- The top management should ensure that the staff at different levels dovetail into the organizational structure with ease;
- The reported cases of anomalies, injustices need to be addressed immediately, so that the merger process is a success.
NPA problem may not be solved by the merging of PSU banks, but this will definitely result in cost efficiency and can reduce burden of operational costs for banks. To compete with the world, India needs more global level banks.
It was the Narasimham-II Committee in the late 1990s that recommended consolidation through a process of merging strong banks. The issue has been the proverbial bee in the bonnet of successive governments since then. What the committee also recommended was shutting down the weaker banks and not merging them with the strong ones as is being done now. But this is obviously not an option politically even for a government with a brute majority in Parliament. Investors are more likely to provide capital for strong banks rather than weak ones. This is the problem currently faced by medium to weak banks. On the other hand, strong banks like SBI are able to attract investments.
The biggest plus of the mergers is that they will create banks of scale — there are too many banks in India with sizes that are minuscule by global standards with their growth constricted by their inability to expand. Yet, this advantage of scale cannot be leveraged without adequate reforms in governance and management of these banks. To be sure, Ms. Sitharaman did announce a few measures to make managements better accountable to the board. But the key reforms to be made are at the board level, including appointments, especially of government nominees.
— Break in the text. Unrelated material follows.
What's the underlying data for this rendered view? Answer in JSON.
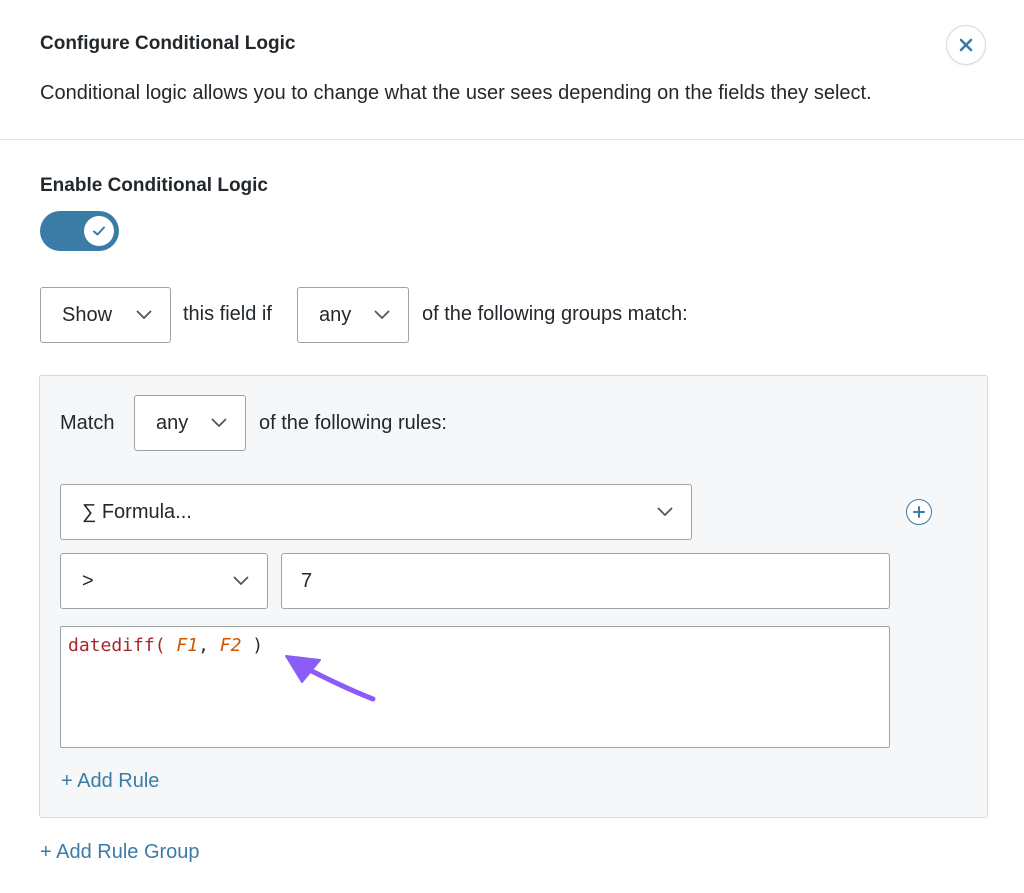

These are often political appointees, with little exposure to banking. Surely, such practices need to be curbed as the definition of global banks is not just about size but also professionalism in governance. The government will also have to manage the fallout of unleashing four mergers simultaneously which is bound to cause upheaval in the industry. Would it have been better if these mergers had been done one by one? The future will colour the past.
-This article is brought to you in collaboration with Ayushi Dwivedi from FIMT School of Law, GGSIPU, New Delhi.